**Excerpts from an interface dataset**
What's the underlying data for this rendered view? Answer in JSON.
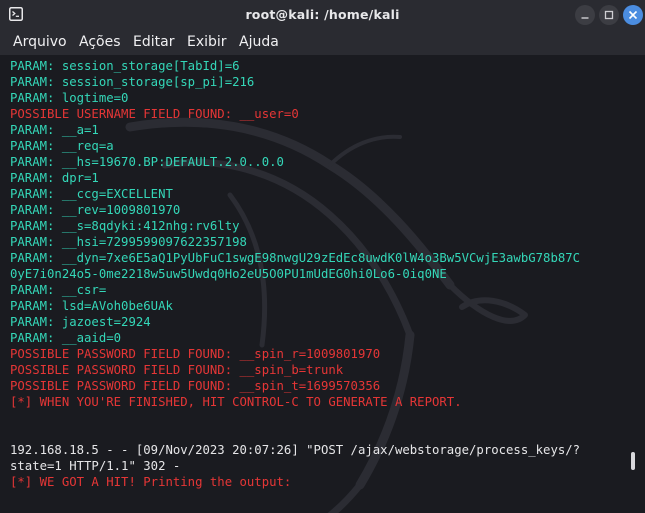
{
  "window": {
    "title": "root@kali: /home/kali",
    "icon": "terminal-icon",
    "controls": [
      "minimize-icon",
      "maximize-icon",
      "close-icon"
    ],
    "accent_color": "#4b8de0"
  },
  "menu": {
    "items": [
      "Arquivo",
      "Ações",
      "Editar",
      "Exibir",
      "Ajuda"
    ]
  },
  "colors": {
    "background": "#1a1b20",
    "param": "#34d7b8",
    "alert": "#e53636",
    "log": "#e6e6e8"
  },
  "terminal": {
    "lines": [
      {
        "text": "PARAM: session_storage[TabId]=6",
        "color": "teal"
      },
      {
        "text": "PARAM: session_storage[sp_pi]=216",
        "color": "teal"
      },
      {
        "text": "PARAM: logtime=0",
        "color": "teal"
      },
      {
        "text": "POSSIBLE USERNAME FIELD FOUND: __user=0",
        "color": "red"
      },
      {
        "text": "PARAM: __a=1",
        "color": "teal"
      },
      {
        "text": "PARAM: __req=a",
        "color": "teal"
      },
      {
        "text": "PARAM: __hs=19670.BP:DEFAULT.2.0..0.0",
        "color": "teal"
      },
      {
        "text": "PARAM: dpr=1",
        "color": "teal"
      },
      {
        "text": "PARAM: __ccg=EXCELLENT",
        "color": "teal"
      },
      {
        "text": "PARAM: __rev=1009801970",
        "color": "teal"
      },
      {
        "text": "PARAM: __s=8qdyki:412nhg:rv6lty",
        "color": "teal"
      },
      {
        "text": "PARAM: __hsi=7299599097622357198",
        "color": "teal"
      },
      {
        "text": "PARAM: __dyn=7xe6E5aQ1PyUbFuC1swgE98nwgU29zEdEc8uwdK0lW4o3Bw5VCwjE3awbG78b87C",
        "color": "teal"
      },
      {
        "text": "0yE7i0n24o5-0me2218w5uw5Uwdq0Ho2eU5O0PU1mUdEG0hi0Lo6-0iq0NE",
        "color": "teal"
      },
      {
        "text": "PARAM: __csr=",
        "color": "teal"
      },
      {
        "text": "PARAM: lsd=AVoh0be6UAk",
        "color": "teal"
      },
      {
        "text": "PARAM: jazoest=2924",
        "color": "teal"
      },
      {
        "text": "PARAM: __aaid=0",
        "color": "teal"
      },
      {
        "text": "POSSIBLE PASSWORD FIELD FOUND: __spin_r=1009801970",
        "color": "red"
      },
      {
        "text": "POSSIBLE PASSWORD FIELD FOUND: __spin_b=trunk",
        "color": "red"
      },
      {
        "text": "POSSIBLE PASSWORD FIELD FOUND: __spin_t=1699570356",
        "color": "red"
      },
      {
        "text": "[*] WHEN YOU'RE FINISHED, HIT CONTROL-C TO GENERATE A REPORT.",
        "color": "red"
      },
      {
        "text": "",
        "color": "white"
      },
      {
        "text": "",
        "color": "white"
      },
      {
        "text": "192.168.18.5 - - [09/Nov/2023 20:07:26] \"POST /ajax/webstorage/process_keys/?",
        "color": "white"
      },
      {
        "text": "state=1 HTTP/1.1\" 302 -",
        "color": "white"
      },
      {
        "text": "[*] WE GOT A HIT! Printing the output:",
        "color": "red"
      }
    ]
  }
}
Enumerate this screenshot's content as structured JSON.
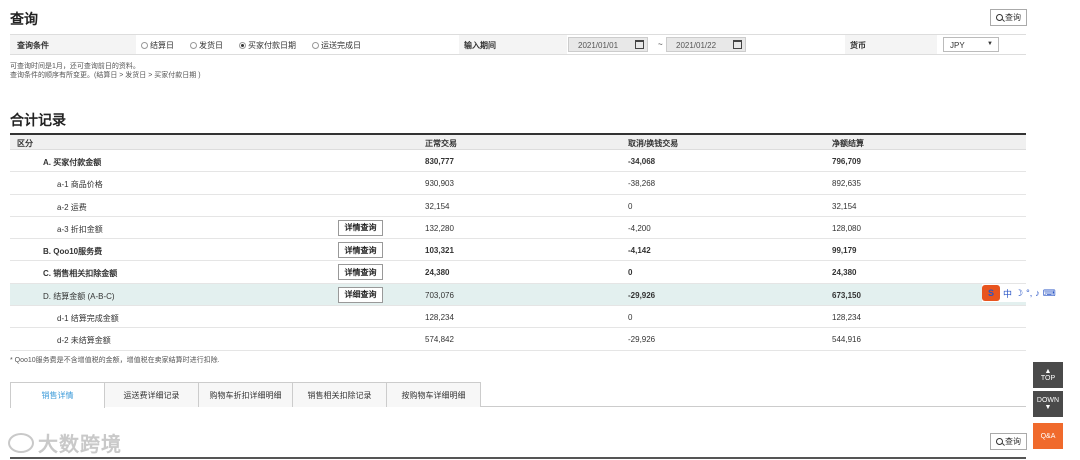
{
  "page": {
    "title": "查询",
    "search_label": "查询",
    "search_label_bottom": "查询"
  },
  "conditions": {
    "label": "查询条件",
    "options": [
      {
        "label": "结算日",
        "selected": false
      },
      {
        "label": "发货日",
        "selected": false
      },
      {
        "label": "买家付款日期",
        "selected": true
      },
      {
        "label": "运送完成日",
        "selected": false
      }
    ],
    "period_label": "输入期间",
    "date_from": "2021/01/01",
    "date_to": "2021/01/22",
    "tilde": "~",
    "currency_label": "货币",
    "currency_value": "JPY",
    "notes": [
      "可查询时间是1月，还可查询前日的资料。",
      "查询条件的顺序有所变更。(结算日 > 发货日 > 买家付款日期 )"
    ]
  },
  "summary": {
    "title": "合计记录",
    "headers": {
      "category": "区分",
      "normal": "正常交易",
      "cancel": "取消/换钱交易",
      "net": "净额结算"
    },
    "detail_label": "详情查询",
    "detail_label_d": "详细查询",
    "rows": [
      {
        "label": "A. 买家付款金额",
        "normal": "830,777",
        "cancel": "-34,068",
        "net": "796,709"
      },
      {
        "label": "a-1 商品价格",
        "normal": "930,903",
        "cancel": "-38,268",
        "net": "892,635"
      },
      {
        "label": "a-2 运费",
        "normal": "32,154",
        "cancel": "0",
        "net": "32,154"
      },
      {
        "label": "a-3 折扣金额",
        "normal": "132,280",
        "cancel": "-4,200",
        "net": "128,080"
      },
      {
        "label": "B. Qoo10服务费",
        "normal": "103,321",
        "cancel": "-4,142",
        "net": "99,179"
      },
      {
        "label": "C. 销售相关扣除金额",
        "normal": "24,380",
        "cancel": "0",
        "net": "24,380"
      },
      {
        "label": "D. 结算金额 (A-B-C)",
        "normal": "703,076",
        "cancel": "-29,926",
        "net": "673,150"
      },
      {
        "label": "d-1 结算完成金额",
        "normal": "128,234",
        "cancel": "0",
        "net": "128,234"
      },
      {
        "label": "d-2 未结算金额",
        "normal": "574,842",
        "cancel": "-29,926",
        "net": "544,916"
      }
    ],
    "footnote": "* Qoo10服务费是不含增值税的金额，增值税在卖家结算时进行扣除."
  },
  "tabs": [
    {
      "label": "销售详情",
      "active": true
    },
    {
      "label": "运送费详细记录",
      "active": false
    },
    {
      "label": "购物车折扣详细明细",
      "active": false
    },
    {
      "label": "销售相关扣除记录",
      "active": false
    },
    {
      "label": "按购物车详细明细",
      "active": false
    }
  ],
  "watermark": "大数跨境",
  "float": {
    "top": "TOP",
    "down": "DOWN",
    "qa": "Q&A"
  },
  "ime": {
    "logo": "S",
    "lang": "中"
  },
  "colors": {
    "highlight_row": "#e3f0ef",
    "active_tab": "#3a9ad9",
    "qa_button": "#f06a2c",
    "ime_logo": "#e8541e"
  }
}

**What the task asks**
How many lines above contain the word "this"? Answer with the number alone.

**Task solution**
2